Reply
 
Thread Tools Search this Thread
 
Old 10 November 2018, 07:27   #1
Member
 
Country: UK - England
Length: 5m +
Join Date: Feb 2016
Posts: 24
Carburettor draining Yamaha 3cylinder outboard

Hi guys ,

Bit of a niche question - but does anyone have a clever trick, or know where I can buy a suitable tool for removing the bottom carb drain screw on my 30hp Yamaha 3 cylinder.

I manage with a lot of swearing and fiddling with a kitchen knife but itís not pretty or quick! Itís in such a fiddly location I canít get a spanner or a socket set to get it.

Anyone got any clever tricks?

Phil
__________________

__________________
Pramsd is offline   Reply With Quote
Old 10 November 2018, 07:43   #2
Member
 
Country: UK - Scotland
Town: north ayrshire
Boat name: charlie girl
Make: reiver 3.8/regal3760
Length: 10m +
Engine: 40hp 2st 2x6lp 315
Join Date: Jul 2009
Posts: 2,029
If its just for storage run the engine with no fuel line untill it stops
__________________

__________________
beamishken is offline   Reply With Quote
Old 10 November 2018, 08:14   #3
Member
 
Country: UK - England
Town: Bristol
Make: Ribcraft
Length: 5m +
Engine: Yamaha
Join Date: May 2006
Posts: 4,266
There isnt. Its only a standard deep neck ring spanner. They can snap easily tho
__________________
Member of S.A.B.S. West Country Division
matt h is offline   Reply With Quote
Old 10 November 2018, 10:03   #4
Member
 
Country: Other
Make: Avon Searider
Length: 4m +
Engine: Yamaha 50
Join Date: Jan 2004
Posts: 5,473
I've had this issue! In the end I decided the safest bet was to take all three carbs off. Bit of a pain but at least you know it's been done properly without risking breaking anything. The RNLI fit nice big thumb screws on these drain screws so you don't need a tool. Would quite like something similar.
__________________
Tim M is offline   Reply With Quote
Old 10 November 2018, 12:33   #5
Member
 
Country: UK - England
Length: 5m +
Join Date: Feb 2016
Posts: 24
Thanks guys - deffo like the sound of those thumb screws , would be much easier.

I don’t really like the running the engine dry trick.
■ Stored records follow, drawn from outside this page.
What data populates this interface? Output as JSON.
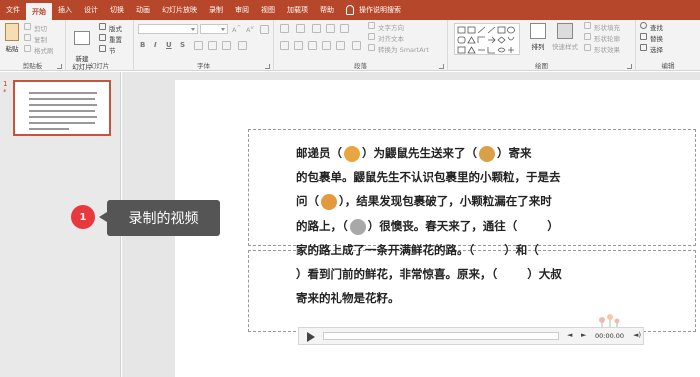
{
  "tabs": [
    "文件",
    "开始",
    "插入",
    "设计",
    "切换",
    "动画",
    "幻灯片放映",
    "录制",
    "审阅",
    "视图",
    "加载项",
    "帮助"
  ],
  "active_tab": "开始",
  "tell_me": "操作说明搜索",
  "ribbon": {
    "clipboard": {
      "paste": "粘贴",
      "cut": "剪切",
      "copy": "复制",
      "format_painter": "格式刷",
      "label": "剪贴板"
    },
    "slides": {
      "new_slide": "新建\n幻灯片",
      "layout": "版式",
      "reset": "重置",
      "section": "节",
      "label": "幻灯片"
    },
    "font": {
      "bold": "B",
      "italic": "I",
      "underline": "U",
      "strike": "S",
      "label": "字体"
    },
    "paragraph": {
      "text_direction": "文字方向",
      "align_text": "对齐文本",
      "smartart": "转换为 SmartArt",
      "label": "段落"
    },
    "drawing": {
      "arrange": "排列",
      "quick_styles": "快速样式",
      "shape_fill": "形状填充",
      "shape_outline": "形状轮廓",
      "shape_effects": "形状效果",
      "label": "绘图"
    },
    "editing": {
      "find": "查找",
      "replace": "替换",
      "select": "选择",
      "label": "编辑"
    }
  },
  "thumbnail": {
    "number": "1",
    "marker": "*"
  },
  "story": {
    "line1a": "邮递员（",
    "line1b": "）为鼹鼠先生送来了（",
    "line1c": "）寄来",
    "line2": "的包裹单。鼹鼠先生不认识包裹里的小颗粒，于是去",
    "line3a": "问（",
    "line3b": "），结果发现包裹破了，小颗粒漏在了来时",
    "line4a": "的路上，（",
    "line4b": "）很懊丧。春天来了，通往（",
    "line4c": "）",
    "line5a": "家的路上成了一条开满鲜花的路。（",
    "line5b": "）和（",
    "line6a": "）看到门前的鲜花，非常惊喜。原来，（",
    "line6b": "）大叔",
    "line7": "寄来的礼物是花籽。"
  },
  "media": {
    "time": "00:00.00",
    "back": "◄",
    "fwd": "►",
    "volume": "◄)"
  },
  "callout": {
    "number": "1",
    "text": "录制的视频"
  },
  "colors": {
    "brand": "#b7472a",
    "callout_dot": "#e8383d",
    "callout_bg": "#555555"
  }
}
I do that to a point every time I come in with the boat, but for winterising I like to drain the carb properly, blow it through with an air line etc.

Also always reluctant to run a 2 stroke dry.. I know its pedantic but they rely on lubrication in the fuel so it can’t be great for the cylinders to run it dry (appreciate that’s a properly cautious view)
__________________
Pramsd is offline   Reply With Quote
Old 10 November 2018, 12:42   #6
Member
 
Country: Other
Make: Avon Searider
Length: 4m +
Engine: Yamaha 50
Join Date: Jan 2004
Posts: 5,473
Is it an auto mixing or pre mix model?
__________________
Tim M is offline   Reply With Quote
Old 10 November 2018, 15:16   #7
Member
 
Country: UK - England
Town: Retford
Boat name: Spy-sea-one
Make: Mercury
Length: 3m +
Engine: Suzuki Outboard/25/4
MMSI: 235074042
Join Date: Oct 2011
Posts: 4,837
So when you've run it dry how much fuel comes out of the float bowls.


I thought all cylinders were milled with tiny x's to hold oil for lubrication so the engine never starts dry.
__________________
jeffstevens763@g is offline   Reply With Quote
Old 10 November 2018, 16:06   #8
Member
 
Country: UK - England
Length: 5m +
Join Date: Feb 2016
Posts: 24
Itís the autolube version .. and a fair amount still comes out of the carb when I drain it..

I just wish the screws were easier to get to, if they were accessible iíd be tempted to drain them after every outing.

Iím paranoid because when I first got the engine it was a bit of a nightmare to sort, the carbs had been left full and the jets were so badly seized and clogged it took a blow torch and a lot of fiddling to clean them up.

Didnít know that about the cylinders - would make sense for sure!
__________________

__________________
Pramsd is offline   Reply With Quote
Reply

Tags
outboard, yamaha

Thread Tools Search this Thread
Search this Thread:

Advanced Search

Posting Rules
You may not post new threads
You may not post replies
You may not post attachments
You may not edit your posts

BB code is On
Smilies are On
[IMG] code is On
HTML code is Off
Trackbacks are Off
Pingbacks are Off
Refbacks are Off





Copyright 2002- Social Knowledge, LLC All Rights Reserved.

All times are GMT -5. The time now is 21:27.


Powered by vBulletin® Version 3.8.8 Beta 1
Copyright ©2000 - 2019, vBulletin Solutions, Inc.